He also tried to reassure those who would invest in China over the thorny issue of intellectual property. “China will remain unchanged in its commitment to the basic state policy of opening up,” he said. “We will continue to improve our laws, regulations, and policies; expand market access; strengthen (intellectual property) protection; ensure there is a level playing field for all companies legally registered in China.”
Part of “opening up” means China also is adapting to global practices and standards. That’s a trend that Frank Spitzer, export sales manager for IFM Electronics, says will be a benefit for all parties.
“As manufacturers come into China, they bring with them international standards,” said Spitzer. “And as Chinese companies hope to match the quality of automation for export, it means they must make sensors to fulfill European or American machine guidelines.”
Companies such as IFM have brought automation solutions to China for more than two decades. While IFM’s primary goal is to improve productivity, a secondary benefit of automation for China is to address a problem common to Western manufacturers as well: a skilled labor shortage. “There’s a shortage of certain people, and labor costs are rising 15%-17% in some areas,” Spitzer said.
Spitzer believes India can be the next area of explosive growth in the region—the “next China,” in his words—once it overcomes its infrastructure challenges. “In terms of infrastructure and automation, they’re still 10-12 years behind, but their best is yet to come,” he said. “It is a very fast-developing market. We see the progress they are doing. The quality of their automation is changing, and their safety technology also is changing.”

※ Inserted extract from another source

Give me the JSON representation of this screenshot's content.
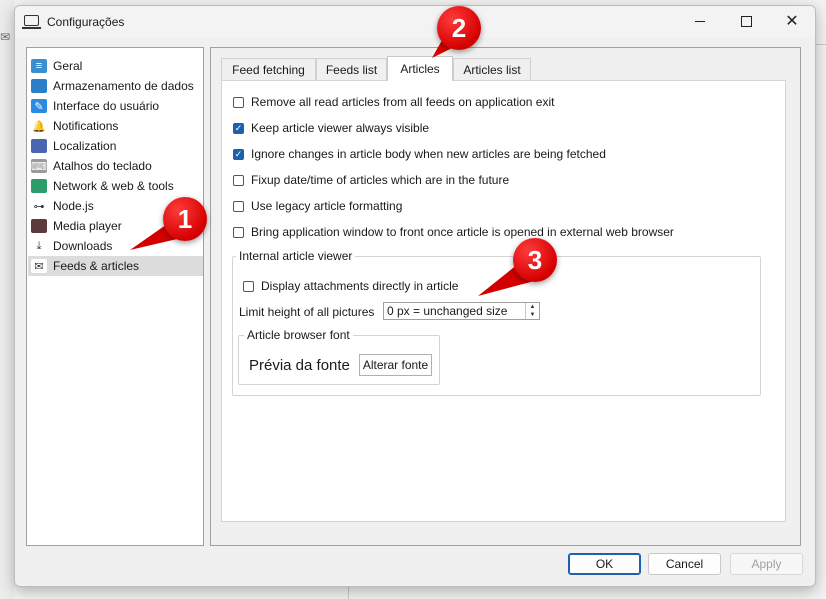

The American presence
Even with the large praise heaped upon U.S. manufacturing at Hannover Messe, U.S. manufacturers continue to be underrepresented. Hannover officials noted that more than one-quarter of show attendees came from outside Germany, and that U.S. attendance was up from 2011. Delegations from states and cities around the U.S. were in a pavilion at Hannover this year, but they were a smaller group than that in 2011.
Nonetheless, Hannover officials and representatives of the U.S. government sought to continue to emphasize Hannover as a crucial destination to grow and develop American participation in global manufacturing.
“I believe most economists view it as the manufacturing sector vs. the service sector. A strong manufacturing sector does not come at the cost of the service sector. It is both,” said U.S. Ambassador to Germany Philip Murphy. “The reality of manufacturing today is that more intense collaboration is needed.”
Murphy said the Obama Administration’s Advanced Manufacturing Partnership is focused on developing more energy efficiency and on getting new technology to allow products to reach the market more quickly.
The interdependent relationship between Germany and the U.S. in manufacturing also was highlighted at a symposium at the event.
“There are 2,000 companies in Germany with American capital employing 800,000 people,” said Fred Irwin, president of AmCham Germany. “There are 3,000 companies in the U.S. with German capital employing 1 million people directly. It is the strongest bilateral partnership in the world.”
How far does that partnership reach? As Irwin noted, “If you look on (German chancellor Angela Merkel’s) desk, you’ll see a Dell computer powered by Microsoft.”
“We have nothing to hide. All of the positives, and all the areas where we seek improvement are there for world to see,” said Aaron Brickman, deputy executive director of the U.S. Department of Commerce’s SelectUSA program. “The U.S. is the leading recipient of direct foreign investment. We’re still the world’s top export market. We can’t say enough about manufacturing, and about the American renaissance of manufacturing.”